WORK REQUEST -
The records underneath are to be printed in full and exactly, with no pictures carried over.

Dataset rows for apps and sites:
= = = =

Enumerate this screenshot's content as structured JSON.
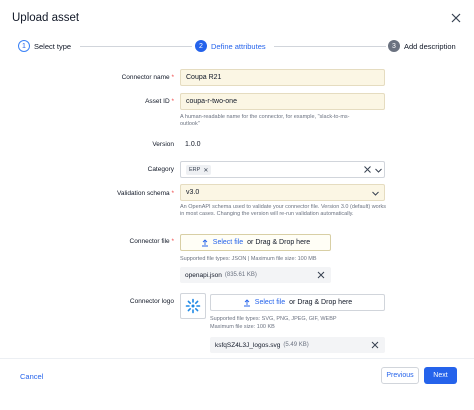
{
  "dialog": {
    "title": "Upload asset"
  },
  "stepper": {
    "steps": [
      {
        "num": "1",
        "label": "Select type"
      },
      {
        "num": "2",
        "label": "Define attributes"
      },
      {
        "num": "3",
        "label": "Add description"
      }
    ]
  },
  "form": {
    "connector_name": {
      "label": "Connector name",
      "required": "*",
      "value": "Coupa R21"
    },
    "asset_id": {
      "label": "Asset ID",
      "required": "*",
      "value": "coupa-r-two-one",
      "help": "A human-readable name for the connector, for example, \"slack-to-ms-outlook\""
    },
    "version": {
      "label": "Version",
      "value": "1.0.0"
    },
    "category": {
      "label": "Category",
      "chip": "ERP"
    },
    "validation_schema": {
      "label": "Validation schema",
      "required": "*",
      "value": "v3.0",
      "help": "An OpenAPI schema used to validate your connector file. Version 3.0 (default) works in most cases. Changing the version will re-run validation automatically."
    },
    "connector_file": {
      "label": "Connector file",
      "required": "*",
      "select_link": "Select file",
      "drop_text": "or Drag & Drop here",
      "help": "Supported file types: JSON | Maximum file size: 100 MB",
      "file_name": "openapi.json",
      "file_size": "(835.61 KB)"
    },
    "connector_logo": {
      "label": "Connector logo",
      "select_link": "Select file",
      "drop_text": "or Drag & Drop here",
      "help_line1": "Supported file types: SVG, PNG, JPEG, GIF, WEBP",
      "help_line2": "Maximum file size: 100 KB",
      "file_name": "ksfqSZ4L3J_logos.svg",
      "file_size": "(5.49 KB)"
    }
  },
  "footer": {
    "cancel": "Cancel",
    "previous": "Previous",
    "next": "Next"
  },
  "colors": {
    "primary": "#2563eb",
    "required": "#ef4444",
    "highlight_field": "#fbf6e4"
  }
}
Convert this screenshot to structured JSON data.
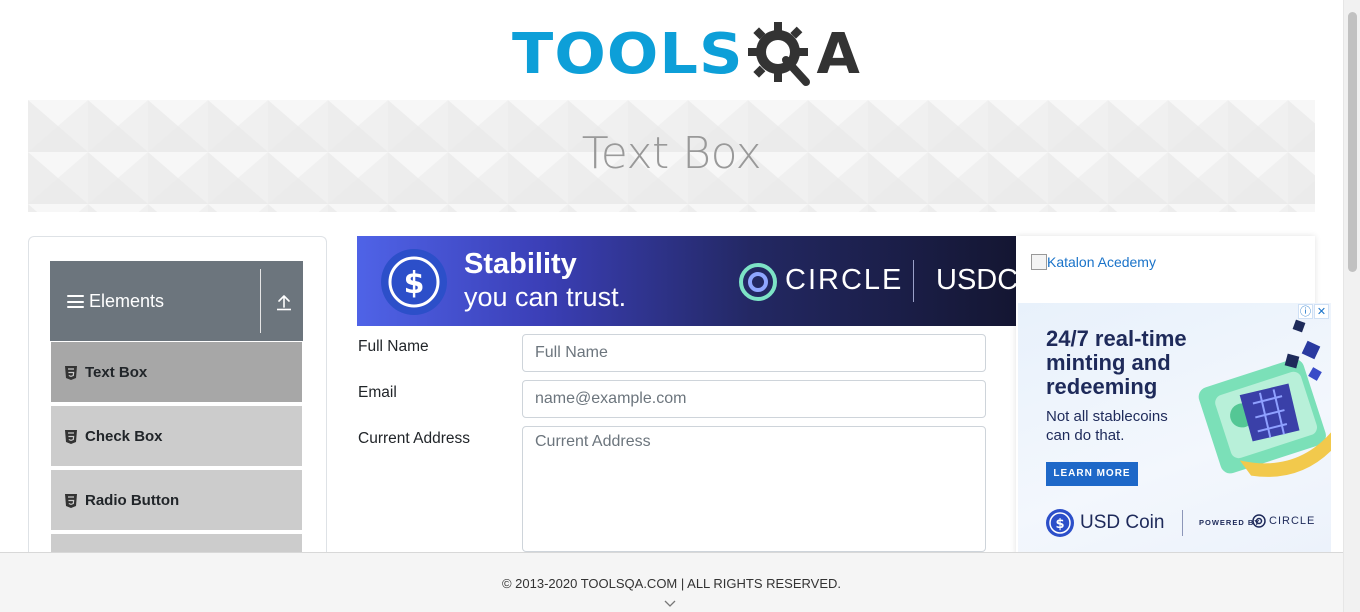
{
  "logo": {
    "part1": "TOOLS",
    "part2": "A",
    "icon": "gear-magnifier-icon"
  },
  "page": {
    "title": "Text Box"
  },
  "sidebar": {
    "group": {
      "title": "Elements",
      "menu_icon": "hamburger-icon",
      "collapse_icon": "upload-arrow-icon"
    },
    "items": [
      {
        "label": "Text Box",
        "icon": "html5-icon",
        "active": true
      },
      {
        "label": "Check Box",
        "icon": "html5-icon",
        "active": false
      },
      {
        "label": "Radio Button",
        "icon": "html5-icon",
        "active": false
      }
    ]
  },
  "ad_top": {
    "headline": "Stability",
    "subline": "you can trust.",
    "brand": "CIRCLE",
    "product": "USDC"
  },
  "form": {
    "full_name": {
      "label": "Full Name",
      "placeholder": "Full Name",
      "value": ""
    },
    "email": {
      "label": "Email",
      "placeholder": "name@example.com",
      "value": ""
    },
    "current_address": {
      "label": "Current Address",
      "placeholder": "Current Address",
      "value": ""
    }
  },
  "ad_right": {
    "katalon_alt": "Katalon Acedemy",
    "headline": "24/7 real-time minting and redeeming",
    "sub": "Not all stablecoins can do that.",
    "cta": "LEARN MORE",
    "coin_name": "USD Coin",
    "powered_by": "POWERED BY",
    "brand": "CIRCLE"
  },
  "footer": {
    "copyright": "© 2013-2020 TOOLSQA.COM | ALL RIGHTS RESERVED."
  },
  "colors": {
    "logo_blue": "#0d9fd8",
    "sidebar_header": "#6c757d",
    "menu_item": "#cccccc",
    "menu_item_active": "#a7a7a7",
    "page_title": "#999999"
  }
}
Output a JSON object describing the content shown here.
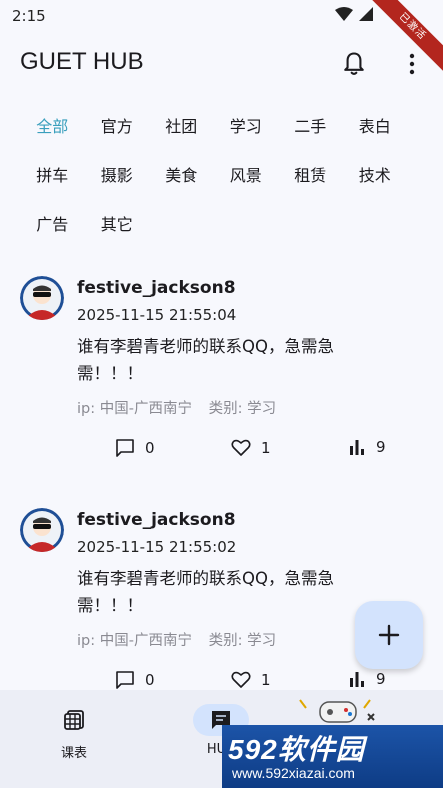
{
  "status": {
    "time": "2:15",
    "debug_banner": "已激活"
  },
  "app": {
    "title": "GUET HUB"
  },
  "icons": {
    "bell": "bell-icon",
    "more": "more-vert-icon",
    "add": "add-icon"
  },
  "colors": {
    "accent": "#3a9fbd",
    "fab_bg": "#d3e3fd",
    "nav_bg": "#eceef6"
  },
  "categories": [
    "全部",
    "官方",
    "社团",
    "学习",
    "二手",
    "表白",
    "拼车",
    "摄影",
    "美食",
    "风景",
    "租赁",
    "技术",
    "广告",
    "其它"
  ],
  "active_category": "全部",
  "posts": [
    {
      "username": "festive_jackson8",
      "time": "2025-11-15 21:55:04",
      "content": "谁有李碧青老师的联系QQ，急需急需！！！",
      "ip": "ip: 中国-广西南宁",
      "category": "类别: 学习",
      "comments": "0",
      "likes": "1",
      "views": "9"
    },
    {
      "username": "festive_jackson8",
      "time": "2025-11-15 21:55:02",
      "content": "谁有李碧青老师的联系QQ，急需急需！！！",
      "ip": "ip: 中国-广西南宁",
      "category": "类别: 学习",
      "comments": "0",
      "likes": "1",
      "views": "9"
    }
  ],
  "nav": [
    {
      "label": "课表",
      "icon": "calendar-grid-icon"
    },
    {
      "label": "HUB",
      "icon": "chat-icon"
    },
    {
      "label": "",
      "icon": "gamepad-icon"
    }
  ],
  "watermark": {
    "brand": "592软件园",
    "url": "www.592xiazai.com"
  }
}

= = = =

REPLY TO THE EXERCISE -
Enumerate this screenshot's content as structured JSON.
{
  "dialog": {
    "title": "Upload asset"
  },
  "stepper": {
    "steps": [
      {
        "num": "1",
        "label": "Select type"
      },
      {
        "num": "2",
        "label": "Define attributes"
      },
      {
        "num": "3",
        "label": "Add description"
      }
    ]
  },
  "form": {
    "connector_name": {
      "label": "Connector name",
      "required": "*",
      "value": "Coupa R21"
    },
    "asset_id": {
      "label": "Asset ID",
      "required": "*",
      "value": "coupa-r-two-one",
      "help": "A human-readable name for the connector, for example, \"slack-to-ms-outlook\""
    },
    "version": {
      "label": "Version",
      "value": "1.0.0"
    },
    "category": {
      "label": "Category",
      "chip": "ERP"
    },
    "validation_schema": {
      "label": "Validation schema",
      "required": "*",
      "value": "v3.0",
      "help": "An OpenAPI schema used to validate your connector file. Version 3.0 (default) works in most cases. Changing the version will re-run validation automatically."
    },
    "connector_file": {
      "label": "Connector file",
      "required": "*",
      "select_link": "Select file",
      "drop_text": "or Drag & Drop here",
      "help": "Supported file types: JSON | Maximum file size: 100 MB",
      "file_name": "openapi.json",
      "file_size": "(835.61 KB)"
    },
    "connector_logo": {
      "label": "Connector logo",
      "select_link": "Select file",
      "drop_text": "or Drag & Drop here",
      "help_line1": "Supported file types: SVG, PNG, JPEG, GIF, WEBP",
      "help_line2": "Maximum file size: 100 KB",
      "file_name": "ksfqSZ4L3J_logos.svg",
      "file_size": "(5.49 KB)"
    }
  },
  "footer": {
    "cancel": "Cancel",
    "previous": "Previous",
    "next": "Next"
  },
  "colors": {
    "primary": "#2563eb",
    "required": "#ef4444",
    "highlight_field": "#fbf6e4"
  }
}
Convert this screenshot to structured JSON data.
{
  "logo": {
    "part1": "TOOLS",
    "part2": "A",
    "icon": "gear-magnifier-icon"
  },
  "page": {
    "title": "Text Box"
  },
  "sidebar": {
    "group": {
      "title": "Elements",
      "menu_icon": "hamburger-icon",
      "collapse_icon": "upload-arrow-icon"
    },
    "items": [
      {
        "label": "Text Box",
        "icon": "html5-icon",
        "active": true
      },
      {
        "label": "Check Box",
        "icon": "html5-icon",
        "active": false
      },
      {
        "label": "Radio Button",
        "icon": "html5-icon",
        "active": false
      }
    ]
  },
  "ad_top": {
    "headline": "Stability",
    "subline": "you can trust.",
    "brand": "CIRCLE",
    "product": "USDC"
  },
  "form": {
    "full_name": {
      "label": "Full Name",
      "placeholder": "Full Name",
      "value": ""
    },
    "email": {
      "label": "Email",
      "placeholder": "name@example.com",
      "value": ""
    },
    "current_address": {
      "label": "Current Address",
      "placeholder": "Current Address",
      "value": ""
    }
  },
  "ad_right": {
    "katalon_alt": "Katalon Acedemy",
    "headline": "24/7 real-time minting and redeeming",
    "sub": "Not all stablecoins can do that.",
    "cta": "LEARN MORE",
    "coin_name": "USD Coin",
    "powered_by": "POWERED BY",
    "brand": "CIRCLE"
  },
  "footer": {
    "copyright": "© 2013-2020 TOOLSQA.COM | ALL RIGHTS RESERVED."
  },
  "colors": {
    "logo_blue": "#0d9fd8",
    "sidebar_header": "#6c757d",
    "menu_item": "#cccccc",
    "menu_item_active": "#a7a7a7",
    "page_title": "#999999"
  }
}
Output a JSON object describing the content shown here.
{
  "status": {
    "time": "2:15",
    "debug_banner": "已激活"
  },
  "app": {
    "title": "GUET HUB"
  },
  "icons": {
    "bell": "bell-icon",
    "more": "more-vert-icon",
    "add": "add-icon"
  },
  "colors": {
    "accent": "#3a9fbd",
    "fab_bg": "#d3e3fd",
    "nav_bg": "#eceef6"
  },
  "categories": [
    "全部",
    "官方",
    "社团",
    "学习",
    "二手",
    "表白",
    "拼车",
    "摄影",
    "美食",
    "风景",
    "租赁",
    "技术",
    "广告",
    "其它"
  ],
  "active_category": "全部",
  "posts": [
    {
      "username": "festive_jackson8",
      "time": "2025-11-15 21:55:04",
      "content": "谁有李碧青老师的联系QQ，急需急需！！！",
      "ip": "ip: 中国-广西南宁",
      "category": "类别: 学习",
      "comments": "0",
      "likes": "1",
      "views": "9"
    },
    {
      "username": "festive_jackson8",
      "time": "2025-11-15 21:55:02",
      "content": "谁有李碧青老师的联系QQ，急需急需！！！",
      "ip": "ip: 中国-广西南宁",
      "category": "类别: 学习",
      "comments": "0",
      "likes": "1",
      "views": "9"
    }
  ],
  "nav": [
    {
      "label": "课表",
      "icon": "calendar-grid-icon"
    },
    {
      "label": "HUB",
      "icon": "chat-icon"
    },
    {
      "label": "",
      "icon": "gamepad-icon"
    }
  ],
  "watermark": {
    "brand": "592软件园",
    "url": "www.592xiazai.com"
  }
}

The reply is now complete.